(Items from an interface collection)
* * * * * * *

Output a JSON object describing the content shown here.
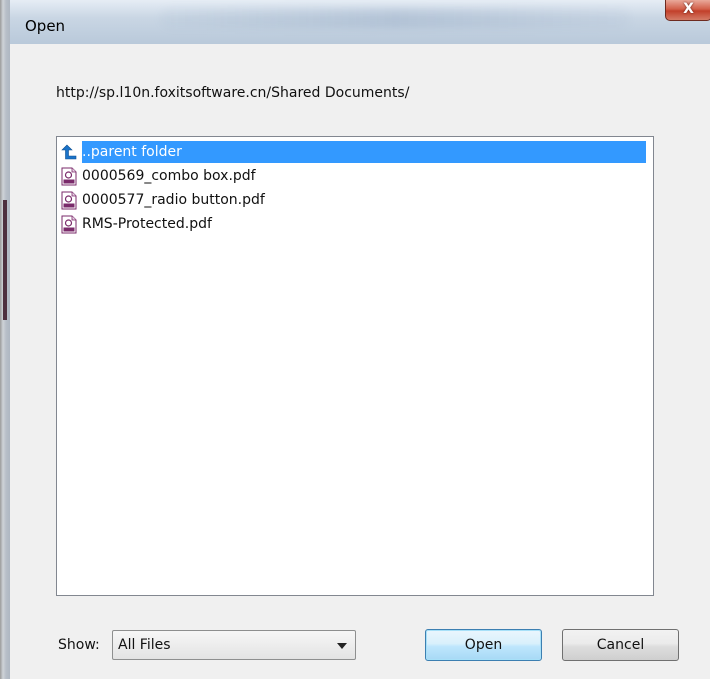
{
  "window": {
    "title": "Open",
    "close_glyph": "X"
  },
  "location": {
    "path": "http://sp.l10n.foxitsoftware.cn/Shared Documents/"
  },
  "file_list": {
    "items": [
      {
        "label": "..parent folder",
        "icon": "up-arrow-icon",
        "selected": true
      },
      {
        "label": "0000569_combo box.pdf",
        "icon": "pdf-file-icon",
        "selected": false
      },
      {
        "label": "0000577_radio button.pdf",
        "icon": "pdf-file-icon",
        "selected": false
      },
      {
        "label": "RMS-Protected.pdf",
        "icon": "pdf-file-icon",
        "selected": false
      }
    ]
  },
  "filter": {
    "label": "Show:",
    "selected_value": "All Files"
  },
  "buttons": {
    "open_label": "Open",
    "cancel_label": "Cancel"
  },
  "colors": {
    "selection": "#3399ff",
    "close_button": "#c2402b",
    "icon_blue": "#1a73c9",
    "pdf_icon_purple": "#7a2a6a"
  }
}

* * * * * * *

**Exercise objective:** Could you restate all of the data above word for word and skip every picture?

**Solution:**
Output a JSON object describing the content shown here.
{
  "window": {
    "title": "Open",
    "close_glyph": "X"
  },
  "location": {
    "path": "http://sp.l10n.foxitsoftware.cn/Shared Documents/"
  },
  "file_list": {
    "items": [
      {
        "label": "..parent folder",
        "icon": "up-arrow-icon",
        "selected": true
      },
      {
        "label": "0000569_combo box.pdf",
        "icon": "pdf-file-icon",
        "selected": false
      },
      {
        "label": "0000577_radio button.pdf",
        "icon": "pdf-file-icon",
        "selected": false
      },
      {
        "label": "RMS-Protected.pdf",
        "icon": "pdf-file-icon",
        "selected": false
      }
    ]
  },
  "filter": {
    "label": "Show:",
    "selected_value": "All Files"
  },
  "buttons": {
    "open_label": "Open",
    "cancel_label": "Cancel"
  },
  "colors": {
    "selection": "#3399ff",
    "close_button": "#c2402b",
    "icon_blue": "#1a73c9",
    "pdf_icon_purple": "#7a2a6a"
  }
}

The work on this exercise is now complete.